- [WHAT IS REQUIRED] All of the entries below should be copied exactly as they appear.

- [RECORDS FOR THE TASK]
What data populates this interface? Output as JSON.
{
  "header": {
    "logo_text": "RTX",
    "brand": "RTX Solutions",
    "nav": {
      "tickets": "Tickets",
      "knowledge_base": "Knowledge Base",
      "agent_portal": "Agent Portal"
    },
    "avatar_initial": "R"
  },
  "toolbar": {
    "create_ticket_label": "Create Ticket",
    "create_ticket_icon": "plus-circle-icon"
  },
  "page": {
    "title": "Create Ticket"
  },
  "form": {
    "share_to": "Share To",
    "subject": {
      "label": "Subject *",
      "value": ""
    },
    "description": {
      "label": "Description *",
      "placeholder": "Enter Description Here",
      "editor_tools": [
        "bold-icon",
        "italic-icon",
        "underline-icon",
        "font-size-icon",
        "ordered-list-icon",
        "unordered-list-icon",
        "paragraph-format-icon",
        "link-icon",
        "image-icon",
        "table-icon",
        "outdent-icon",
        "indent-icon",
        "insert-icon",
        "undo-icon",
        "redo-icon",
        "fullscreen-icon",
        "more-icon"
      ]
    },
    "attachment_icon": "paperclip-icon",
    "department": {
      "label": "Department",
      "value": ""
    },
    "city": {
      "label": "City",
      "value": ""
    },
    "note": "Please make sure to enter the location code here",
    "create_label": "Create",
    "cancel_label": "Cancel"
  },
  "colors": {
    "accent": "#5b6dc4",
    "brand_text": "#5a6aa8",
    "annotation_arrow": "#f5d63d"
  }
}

- [YOUR RESPONSE]
What data populates this interface? Output as JSON.
{
  "header": {
    "logo_text": "RTX",
    "brand": "RTX Solutions",
    "nav": {
      "tickets": "Tickets",
      "knowledge_base": "Knowledge Base",
      "agent_portal": "Agent Portal"
    },
    "avatar_initial": "R"
  },
  "toolbar": {
    "create_ticket_label": "Create Ticket",
    "create_ticket_icon": "plus-circle-icon"
  },
  "page": {
    "title": "Create Ticket"
  },
  "form": {
    "share_to": "Share To",
    "subject": {
      "label": "Subject *",
      "value": ""
    },
    "description": {
      "label": "Description *",
      "placeholder": "Enter Description Here",
      "editor_tools": [
        "bold-icon",
        "italic-icon",
        "underline-icon",
        "font-size-icon",
        "ordered-list-icon",
        "unordered-list-icon",
        "paragraph-format-icon",
        "link-icon",
        "image-icon",
        "table-icon",
        "outdent-icon",
        "indent-icon",
        "insert-icon",
        "undo-icon",
        "redo-icon",
        "fullscreen-icon",
        "more-icon"
      ]
    },
    "attachment_icon": "paperclip-icon",
    "department": {
      "label": "Department",
      "value": ""
    },
    "city": {
      "label": "City",
      "value": ""
    },
    "note": "Please make sure to enter the location code here",
    "create_label": "Create",
    "cancel_label": "Cancel"
  },
  "colors": {
    "accent": "#5b6dc4",
    "brand_text": "#5a6aa8",
    "annotation_arrow": "#f5d63d"
  }
}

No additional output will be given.